Arizonans challenge unfair and unpopular Mt. Lemmon fees
TUCSON -- US Rep. Raul Grijalva (D-AZ7), my Congressman, chaired an important hearing today on Capitol Hill about Forest Service and BLM fees for public lands access.
Read Mr. Grijalva's opening statement.
Here is the written testimony I submitted yesterday to Congress:
Hon. Chairman US Rep Raul M. Grijalva
US House Subcommittee on National Parks, Forests and Public Lands
Chairman Grijalva and other Hon. members -- My family and I appreciate you investigating fees for use of national forests and BLM public lands. We frequently visit our scenic public lands for low-impact recreation in Arizona, across the Southwest and US.
In Tucson, the administration and Coronado National Forest has abused its executive privilege by designating long and wide so-called 'High Impact Recreation Areas' (HIRA) across most of the accessible places in the Santa Catalina Range. While we understand the Forest Service desire and need arguments for fees, especially at highly developed sites, we are very disturbed that the Forest Service, by pushing the HIRA, is violating the letter, spirit and intent of the Federal Lands Recreation Enhancement Act (FLREA) of 2004.
On the Catalinas (aka Mt. Lemmon or Frog Mountain), despite the clear prohibitions set forth by Congress in FLREA, the Forest Service has dramatically expanded fee areas since 2004 and is using the HIRA, to charge for roadside parking and simple access of totally undeveloped public lands with no 'improvements'. The Forest Service expanded fees in Tucson with no public notice or advisory committee review, the agency admitted in federal court last week.
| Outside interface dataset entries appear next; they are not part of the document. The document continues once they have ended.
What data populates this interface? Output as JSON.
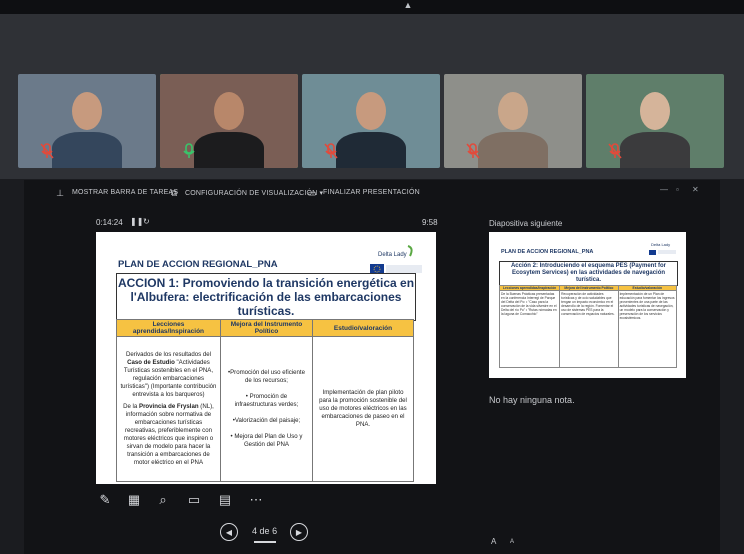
{
  "window": {
    "collapse_icon": "chevron-up-icon"
  },
  "participants": [
    {
      "name": "participant-1",
      "mic": "muted",
      "bg": "#6b7a8a",
      "shirt": "#34465c",
      "skin": "#c79a7e",
      "speaking": false
    },
    {
      "name": "participant-2",
      "mic": "on",
      "bg": "#7a5e55",
      "shirt": "#1c1c1e",
      "skin": "#b8876a",
      "speaking": true
    },
    {
      "name": "participant-3",
      "mic": "muted",
      "bg": "#6f8d96",
      "shirt": "#1f2a36",
      "skin": "#c79a7e",
      "speaking": false
    },
    {
      "name": "participant-4",
      "mic": "muted",
      "bg": "#8e8f8a",
      "shirt": "#7f6f63",
      "skin": "#c9a68a",
      "speaking": false
    },
    {
      "name": "participant-5",
      "mic": "muted",
      "bg": "#5f7e6a",
      "shirt": "#3b3b3d",
      "skin": "#d5b49a",
      "speaking": false
    }
  ],
  "toolbar": {
    "taskbar": "MOSTRAR BARRA DE TAREAS",
    "display": "CONFIGURACIÓN DE VISUALIZACIÓN ▾",
    "end": "FINALIZAR PRESENTACIÓN"
  },
  "presentation": {
    "elapsed": "0:14:24",
    "clock": "9:58",
    "next_label": "Diapositiva siguiente",
    "notes": "No hay ninguna nota.",
    "page_current": "4",
    "page_sep": "de",
    "page_total": "6"
  },
  "slide": {
    "header": "PLAN DE ACCION REGIONAL_PNA",
    "logo": "Delta Lady",
    "action": "ACCION 1: Promoviendo la transición energética en l'Albufera: electrificación de las embarcaciones turísticas.",
    "columns": [
      "Lecciones aprendidas/Inspiración",
      "Mejora del Instrumento Político",
      "Estudio/valoración"
    ],
    "col1_p1_pre": "Derivados de los resultados del ",
    "col1_p1_bold": "Caso de Estudio",
    "col1_p1_post": " \"Actividades Turísticas sostenibles en el PNA, regulación embarcaciones turísticas\") (Importante contribución entrevista a los barqueros)",
    "col1_p2_pre": "De la ",
    "col1_p2_bold": "Provincia de Fryslan",
    "col1_p2_post": " (NL), información sobre normativa de embarcaciones turísticas recreativas, preferiblemente con motores eléctricos que inspiren o sirvan de modelo para hacer la transición a embarcaciones de motor eléctrico en el PNA",
    "col2": [
      "•Promoción del uso eficiente de los recursos;",
      "• Promoción de infraestructuras verdes;",
      "•Valorización del paisaje;",
      "• Mejora del Plan de Uso y Gestión del PNA"
    ],
    "col3": "Implementación de plan piloto para la promoción sostenible del uso de motores eléctricos en las embarcaciones de paseo en el PNA."
  },
  "next_slide": {
    "header": "PLAN DE ACCION REGIONAL_PNA",
    "logo": "Delta Lady",
    "action": "Acción 2: Introduciendo el esquema PES (Payment for Ecosytem Services) en las actividades de navegación turística.",
    "columns": [
      "Lecciones aprendidas/Inspiración",
      "Mejora del Instrumento Político",
      "Estudio/valoración"
    ],
    "c1": "De la Buenas Prácticas presentadas en la conferencia Interregi de Parque del Delta del Po: • \"Caso para la conservación de la vida silvestre en el Delta del río Po\" • \"Rutas nómadas en la laguna de Comacchio\"",
    "c2": "Recuperación de actividades turísticas y de ocio saludables que tengan un impacto económico en el desarrollo de la región. Fomentar el uso de sistemas PES para la conservación de espacios naturales.",
    "c3": "Implementación de un Plan de educación para fomentar los ingresos provenientes de una parte de las actividades turísticas de navegación, un modelo para la conservación y preservación de los servicios ecosistémicos."
  },
  "tools": [
    "pen-icon",
    "slides-grid-icon",
    "search-icon",
    "screen-icon",
    "subtitles-icon",
    "more-icon"
  ],
  "font_controls": [
    "A",
    "A"
  ]
}
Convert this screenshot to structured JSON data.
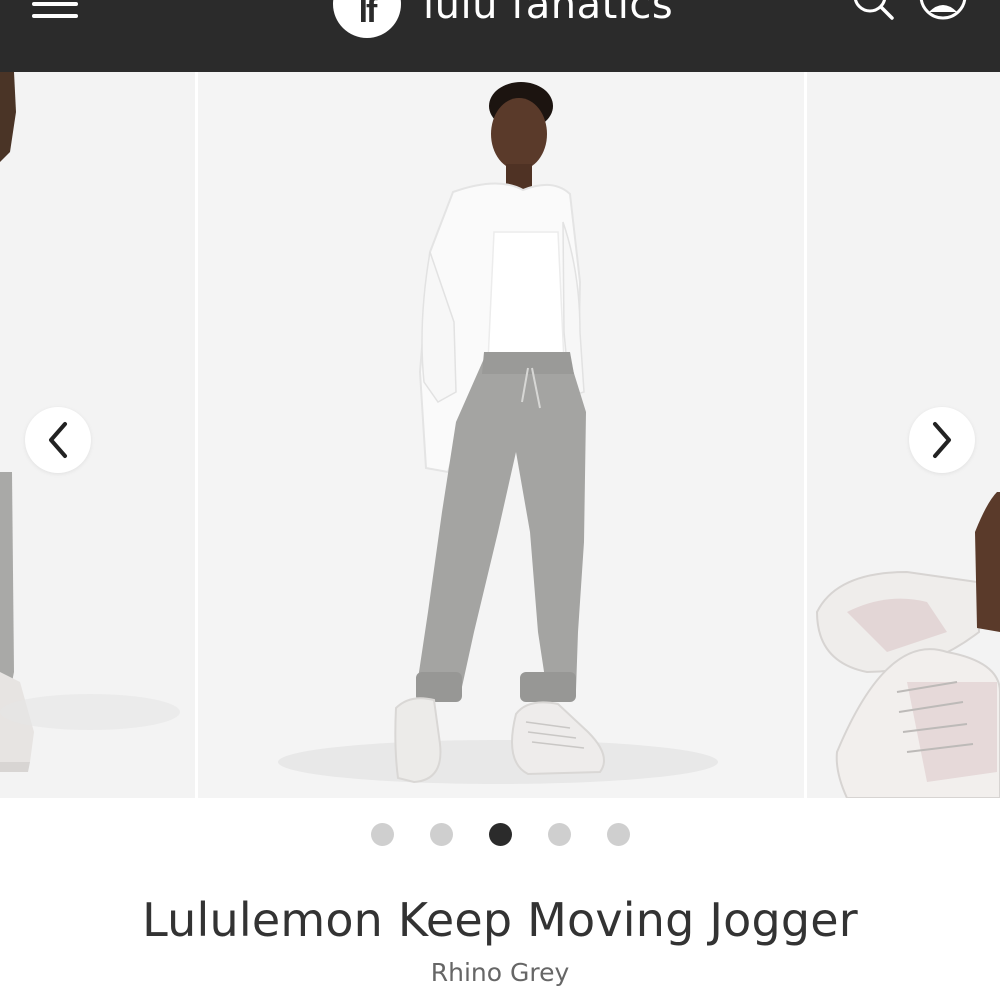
{
  "header": {
    "logo_text": "lf",
    "brand_name": "lulu fanatics",
    "icons": {
      "menu": "hamburger-menu-icon",
      "search": "search-icon",
      "account": "user-account-icon"
    }
  },
  "carousel": {
    "icons": {
      "prev": "chevron-left-icon",
      "next": "chevron-right-icon"
    },
    "slide_count": 5,
    "active_index": 3
  },
  "product": {
    "title": "Lululemon Keep Moving Jogger",
    "color": "Rhino Grey"
  },
  "colors": {
    "header_bg": "#2b2b2b",
    "dot_active": "#2b2b2b",
    "dot_inactive": "#cfcfcf",
    "jogger_grey": "#a4a4a2"
  }
}
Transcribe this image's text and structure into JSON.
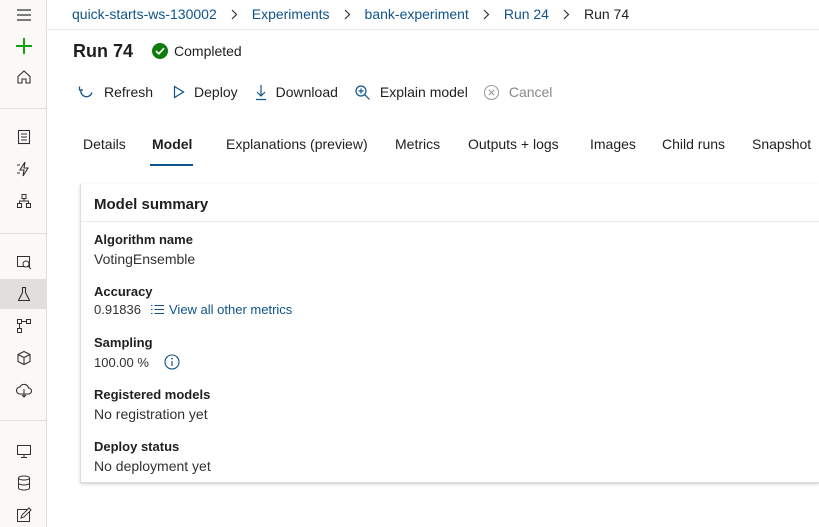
{
  "breadcrumb": {
    "items": [
      "quick-starts-ws-130002",
      "Experiments",
      "bank-experiment",
      "Run 24"
    ],
    "current": "Run 74"
  },
  "run": {
    "title": "Run 74",
    "status": "Completed"
  },
  "toolbar": {
    "refresh_label": "Refresh",
    "deploy_label": "Deploy",
    "download_label": "Download",
    "explain_label": "Explain model",
    "cancel_label": "Cancel"
  },
  "tabs": [
    "Details",
    "Model",
    "Explanations (preview)",
    "Metrics",
    "Outputs + logs",
    "Images",
    "Child runs",
    "Snapshot"
  ],
  "active_tab": "Model",
  "model_summary": {
    "title": "Model summary",
    "algorithm_label": "Algorithm name",
    "algorithm_value": "VotingEnsemble",
    "accuracy_label": "Accuracy",
    "accuracy_value": "0.91836",
    "metrics_link": "View all other metrics",
    "sampling_label": "Sampling",
    "sampling_value": "100.00 %",
    "registered_label": "Registered models",
    "registered_value": "No registration yet",
    "deploy_label": "Deploy status",
    "deploy_value": "No deployment yet"
  },
  "icons": {
    "rail": [
      "hamburger-icon",
      "plus-icon",
      "home-icon",
      "notebook-icon",
      "automl-icon",
      "designer-icon",
      "datasets-icon",
      "experiments-icon",
      "pipelines-icon",
      "models-icon",
      "endpoints-icon",
      "compute-icon",
      "datastores-icon",
      "labeling-icon"
    ]
  },
  "colors": {
    "accent": "#0f548c",
    "success": "#107c10",
    "new_green": "#13a10e"
  }
}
The Forest Service is also aggressively ticketing, hassling and prosecuting working people and families who may not pay the fee, due to understandings that undeveloped areas on Mt. Lemmon historically have not had fees. The current fee system is unfair and very unpopular with the public.
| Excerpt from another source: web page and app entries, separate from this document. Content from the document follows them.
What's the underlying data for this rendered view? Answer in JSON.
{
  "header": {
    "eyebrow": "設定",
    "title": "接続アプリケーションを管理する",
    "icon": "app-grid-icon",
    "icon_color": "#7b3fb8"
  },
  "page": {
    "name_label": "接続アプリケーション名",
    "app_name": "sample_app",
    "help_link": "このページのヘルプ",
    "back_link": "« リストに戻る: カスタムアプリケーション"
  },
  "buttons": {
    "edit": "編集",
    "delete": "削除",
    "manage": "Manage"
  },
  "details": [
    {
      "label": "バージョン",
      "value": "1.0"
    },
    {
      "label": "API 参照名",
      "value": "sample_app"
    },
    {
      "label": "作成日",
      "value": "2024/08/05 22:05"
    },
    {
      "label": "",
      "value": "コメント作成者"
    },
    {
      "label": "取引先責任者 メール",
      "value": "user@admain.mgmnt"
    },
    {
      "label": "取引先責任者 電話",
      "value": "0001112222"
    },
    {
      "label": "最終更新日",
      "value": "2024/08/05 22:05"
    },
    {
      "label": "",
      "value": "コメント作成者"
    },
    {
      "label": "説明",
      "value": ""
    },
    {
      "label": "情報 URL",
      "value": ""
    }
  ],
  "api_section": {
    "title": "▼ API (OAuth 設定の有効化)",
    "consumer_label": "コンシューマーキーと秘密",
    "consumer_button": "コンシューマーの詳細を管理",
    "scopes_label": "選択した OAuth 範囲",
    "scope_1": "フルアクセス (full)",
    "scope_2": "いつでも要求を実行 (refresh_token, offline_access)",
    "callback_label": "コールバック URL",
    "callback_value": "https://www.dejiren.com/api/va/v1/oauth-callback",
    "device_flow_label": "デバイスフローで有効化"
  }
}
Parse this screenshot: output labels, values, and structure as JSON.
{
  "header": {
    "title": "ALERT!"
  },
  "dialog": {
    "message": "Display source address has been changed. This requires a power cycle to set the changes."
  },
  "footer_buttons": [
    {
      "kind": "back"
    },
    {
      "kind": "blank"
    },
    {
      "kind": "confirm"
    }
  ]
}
It is also of concern that the Forest Service seemingly often cannot account in detail for where peoples' fee dollars go and how exactly they are spent. For example, for years the Forest Service had been collecting millions in fees on the Santa Catalina Mountains and Sabino Canyon, but when a big flood recently damaged infrastructure in Sabino Canyon, the Coronado NF asked the public in Tucson to donate money for re-construction, leaving many people questioning where all the fee money was. In fact, much of it is spent on enforcing and collecting the fees, and other wasteful bureaucracy. In some fee areas, Rangers have to spend so much time with fee enforcement, they do little to no natural resource protection work.
The Forest Service has badly abused their authority to charge fees for public lands, and Congressional action is needed now to stop the HIRA and other excessive charges. People need a break from overzealous federal shakedowns like fees for simple low-impact access to undeveloped national forests and public lands, especially during these tough economic times.
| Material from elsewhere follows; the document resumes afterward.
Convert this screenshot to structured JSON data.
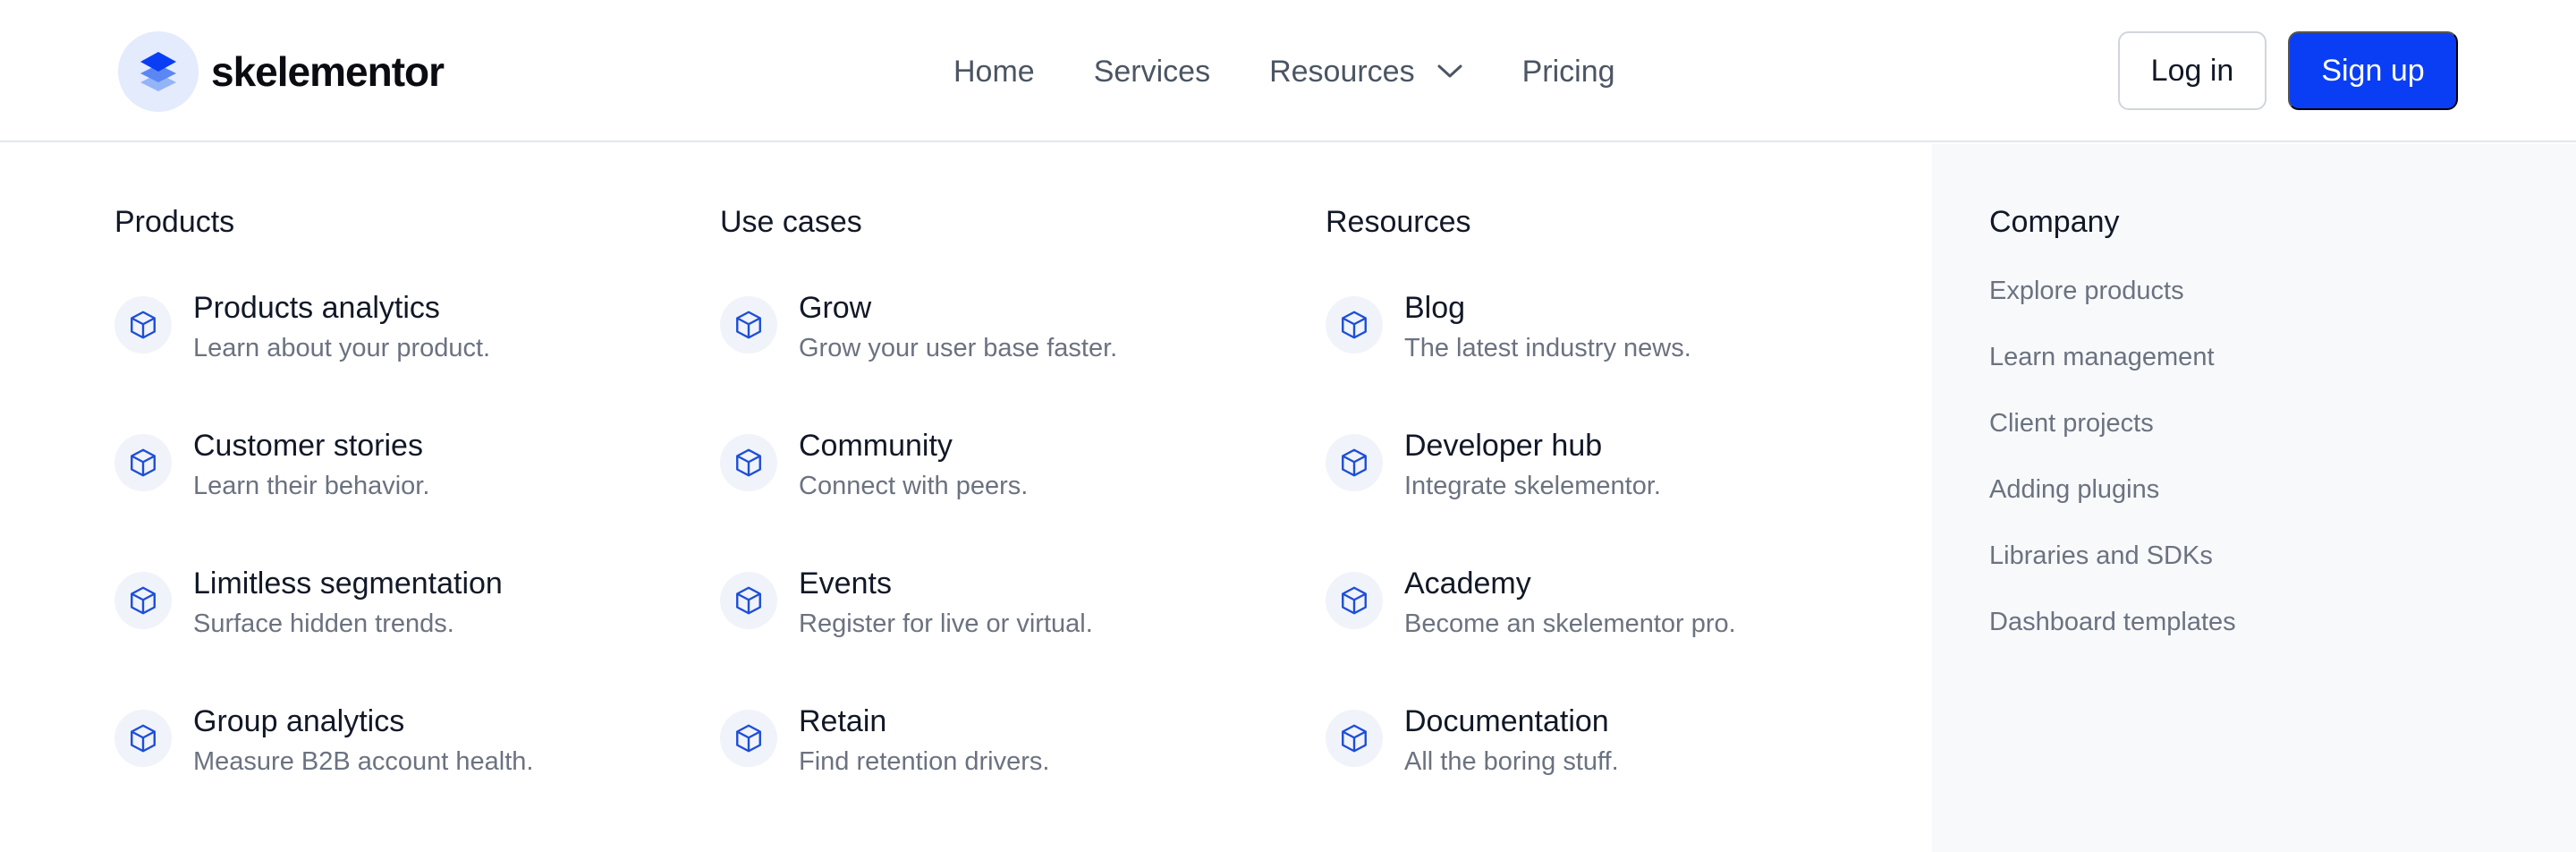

Daniel Patterson and family
Watch Coronado National Forest boss Jeanine Derby face questioning about Mt. Lemmon fees on KUAT's Arizona Illustrated May 23 (fee discussion starts at about 10:15 in to the interview)
Watch the Congressional hearing.